[Start of section]
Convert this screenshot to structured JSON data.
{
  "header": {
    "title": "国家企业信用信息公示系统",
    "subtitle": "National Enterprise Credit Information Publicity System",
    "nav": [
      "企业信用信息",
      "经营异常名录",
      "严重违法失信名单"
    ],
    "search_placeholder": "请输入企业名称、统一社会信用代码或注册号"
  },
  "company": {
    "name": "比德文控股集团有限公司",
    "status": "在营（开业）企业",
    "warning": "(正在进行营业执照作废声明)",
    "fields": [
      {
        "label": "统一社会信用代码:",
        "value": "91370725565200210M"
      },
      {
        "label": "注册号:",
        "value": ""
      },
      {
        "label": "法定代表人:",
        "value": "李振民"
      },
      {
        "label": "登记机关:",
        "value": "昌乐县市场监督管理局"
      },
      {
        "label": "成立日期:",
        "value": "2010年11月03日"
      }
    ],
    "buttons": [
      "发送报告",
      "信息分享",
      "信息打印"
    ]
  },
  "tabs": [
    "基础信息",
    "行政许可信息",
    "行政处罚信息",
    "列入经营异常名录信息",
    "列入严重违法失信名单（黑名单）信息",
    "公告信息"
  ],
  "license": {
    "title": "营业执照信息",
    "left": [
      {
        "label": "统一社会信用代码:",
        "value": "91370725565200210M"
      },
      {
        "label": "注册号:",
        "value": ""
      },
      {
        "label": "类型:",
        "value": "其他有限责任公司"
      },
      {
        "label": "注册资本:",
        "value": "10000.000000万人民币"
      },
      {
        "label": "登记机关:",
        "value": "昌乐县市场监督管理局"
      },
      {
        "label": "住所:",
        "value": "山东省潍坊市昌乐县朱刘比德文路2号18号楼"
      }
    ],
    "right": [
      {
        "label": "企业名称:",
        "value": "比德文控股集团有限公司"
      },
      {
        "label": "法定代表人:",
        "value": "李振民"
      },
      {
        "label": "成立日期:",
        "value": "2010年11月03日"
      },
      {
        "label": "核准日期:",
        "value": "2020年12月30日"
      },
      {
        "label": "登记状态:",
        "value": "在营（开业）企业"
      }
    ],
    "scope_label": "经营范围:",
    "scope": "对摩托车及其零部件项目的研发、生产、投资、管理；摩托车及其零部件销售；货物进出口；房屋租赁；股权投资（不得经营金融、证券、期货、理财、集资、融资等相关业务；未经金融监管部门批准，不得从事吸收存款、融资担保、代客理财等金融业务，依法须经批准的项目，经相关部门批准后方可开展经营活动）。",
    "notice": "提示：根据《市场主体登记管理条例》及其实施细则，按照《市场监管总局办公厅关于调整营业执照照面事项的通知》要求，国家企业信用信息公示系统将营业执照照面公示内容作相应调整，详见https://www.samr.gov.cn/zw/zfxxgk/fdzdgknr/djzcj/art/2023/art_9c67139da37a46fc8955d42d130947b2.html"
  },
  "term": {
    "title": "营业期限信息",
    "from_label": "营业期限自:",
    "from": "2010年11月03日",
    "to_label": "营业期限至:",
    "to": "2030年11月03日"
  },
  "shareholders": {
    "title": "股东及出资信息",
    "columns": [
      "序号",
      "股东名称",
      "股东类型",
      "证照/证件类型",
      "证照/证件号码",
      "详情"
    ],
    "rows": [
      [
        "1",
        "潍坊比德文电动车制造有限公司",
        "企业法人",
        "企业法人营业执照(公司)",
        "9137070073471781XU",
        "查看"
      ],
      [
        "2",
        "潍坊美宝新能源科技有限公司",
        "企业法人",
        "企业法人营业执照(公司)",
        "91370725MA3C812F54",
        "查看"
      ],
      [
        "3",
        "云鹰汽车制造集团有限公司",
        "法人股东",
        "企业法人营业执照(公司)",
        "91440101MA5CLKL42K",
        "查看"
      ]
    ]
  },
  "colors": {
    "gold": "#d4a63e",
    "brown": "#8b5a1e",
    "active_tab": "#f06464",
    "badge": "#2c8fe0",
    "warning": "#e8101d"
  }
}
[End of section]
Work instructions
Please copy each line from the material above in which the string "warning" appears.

Answer for the task
    "warning": "(正在进行营业执照作废声明)",
    "warning": "#e8101d"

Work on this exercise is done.